HT-3 is a human cervical carcinoma cell line that grows in adherent culture. Although this cell line was initially classified as human papillomavirus (HPV) DNA negative, subsequent studies revealed that the cells harbor HPV30 DNA in their genome. The HT-3 cells have a homozygous mutation in the TP53 gene, resulting in the expression of the transactivation-defective, dominant negative form of the protein. These cells form tumors when injected subcutaneously into immunocompromised mice.
This cell line was established in 1963 from a metastatic site (lymph node) in a 53-year-old Caucasian female.
Jorgen Fogh, PhD, formerly at Sloan Kettering Institute, Memorial Sloan Kettering Cancer Center
- Fogh J et al. (1977) One hundred and twenty-seven cultured human tumor cell lines producing tumors in nude mice. Journal of the National Cancer Institute 59: 221-226 (PubMed ID: 327080)
- Naeger LK et al. (1999) Bovine papillomavirus E2 protein activates a complex growth-inhibitory program in p53-negative HT-3 cervical carcinoma cells that includes repression of cyclin A and cdc25A phosphatase genes and accumulation of hypophosphorylated retinoblastoma protein. Cell Growth & Differentiation 10: 413-422 (PubMed ID: 10392903)
- Xiao X et al (2012) Metformin impairs the growth of liver kinase B1-intact cervical cancer cells. Gynecologic Oncology 127: 249-255 (PubMed ID: 22735790)
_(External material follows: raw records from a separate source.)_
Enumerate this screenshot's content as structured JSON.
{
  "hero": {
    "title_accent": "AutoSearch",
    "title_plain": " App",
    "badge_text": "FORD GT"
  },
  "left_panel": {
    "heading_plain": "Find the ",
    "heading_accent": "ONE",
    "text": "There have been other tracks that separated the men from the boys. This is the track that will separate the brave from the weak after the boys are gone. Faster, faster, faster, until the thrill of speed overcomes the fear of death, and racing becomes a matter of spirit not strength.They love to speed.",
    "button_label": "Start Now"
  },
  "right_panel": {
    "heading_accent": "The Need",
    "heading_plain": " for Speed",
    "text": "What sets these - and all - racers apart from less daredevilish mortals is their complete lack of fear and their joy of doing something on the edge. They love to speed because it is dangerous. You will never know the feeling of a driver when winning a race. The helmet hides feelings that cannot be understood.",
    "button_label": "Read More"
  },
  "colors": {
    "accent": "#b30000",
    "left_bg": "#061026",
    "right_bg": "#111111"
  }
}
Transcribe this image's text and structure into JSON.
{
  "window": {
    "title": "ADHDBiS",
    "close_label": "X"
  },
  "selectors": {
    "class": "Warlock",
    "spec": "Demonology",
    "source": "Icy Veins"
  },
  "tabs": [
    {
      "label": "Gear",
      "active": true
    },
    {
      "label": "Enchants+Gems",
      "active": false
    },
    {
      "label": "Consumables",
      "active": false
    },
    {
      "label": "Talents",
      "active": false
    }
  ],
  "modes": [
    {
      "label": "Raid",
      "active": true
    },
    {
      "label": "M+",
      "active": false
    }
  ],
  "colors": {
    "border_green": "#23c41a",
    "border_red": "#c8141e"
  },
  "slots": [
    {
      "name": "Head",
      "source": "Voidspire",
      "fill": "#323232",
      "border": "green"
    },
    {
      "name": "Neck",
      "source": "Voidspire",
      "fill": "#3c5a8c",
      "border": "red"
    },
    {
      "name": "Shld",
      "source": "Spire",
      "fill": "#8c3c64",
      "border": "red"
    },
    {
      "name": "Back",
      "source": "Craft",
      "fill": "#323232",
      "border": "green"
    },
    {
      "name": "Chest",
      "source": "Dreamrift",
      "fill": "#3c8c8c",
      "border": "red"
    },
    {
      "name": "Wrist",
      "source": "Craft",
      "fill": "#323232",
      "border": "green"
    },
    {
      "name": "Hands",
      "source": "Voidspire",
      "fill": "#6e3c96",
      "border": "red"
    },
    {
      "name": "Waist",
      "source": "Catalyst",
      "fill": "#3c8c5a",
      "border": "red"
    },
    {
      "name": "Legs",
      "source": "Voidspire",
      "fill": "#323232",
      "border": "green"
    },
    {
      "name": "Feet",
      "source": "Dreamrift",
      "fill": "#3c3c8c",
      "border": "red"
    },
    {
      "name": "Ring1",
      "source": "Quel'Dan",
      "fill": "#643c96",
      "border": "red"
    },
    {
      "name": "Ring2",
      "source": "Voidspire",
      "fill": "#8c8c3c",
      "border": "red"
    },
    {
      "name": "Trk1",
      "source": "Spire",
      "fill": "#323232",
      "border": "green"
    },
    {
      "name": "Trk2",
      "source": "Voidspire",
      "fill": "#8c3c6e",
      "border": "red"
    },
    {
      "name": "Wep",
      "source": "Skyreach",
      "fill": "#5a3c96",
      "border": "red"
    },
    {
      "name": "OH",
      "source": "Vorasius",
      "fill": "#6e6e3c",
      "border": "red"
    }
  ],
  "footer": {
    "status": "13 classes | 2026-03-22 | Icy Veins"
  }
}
This cell line may be licensed nonexclusively for research or commercial purposes.
Tingting Zhang-Kharas, PhD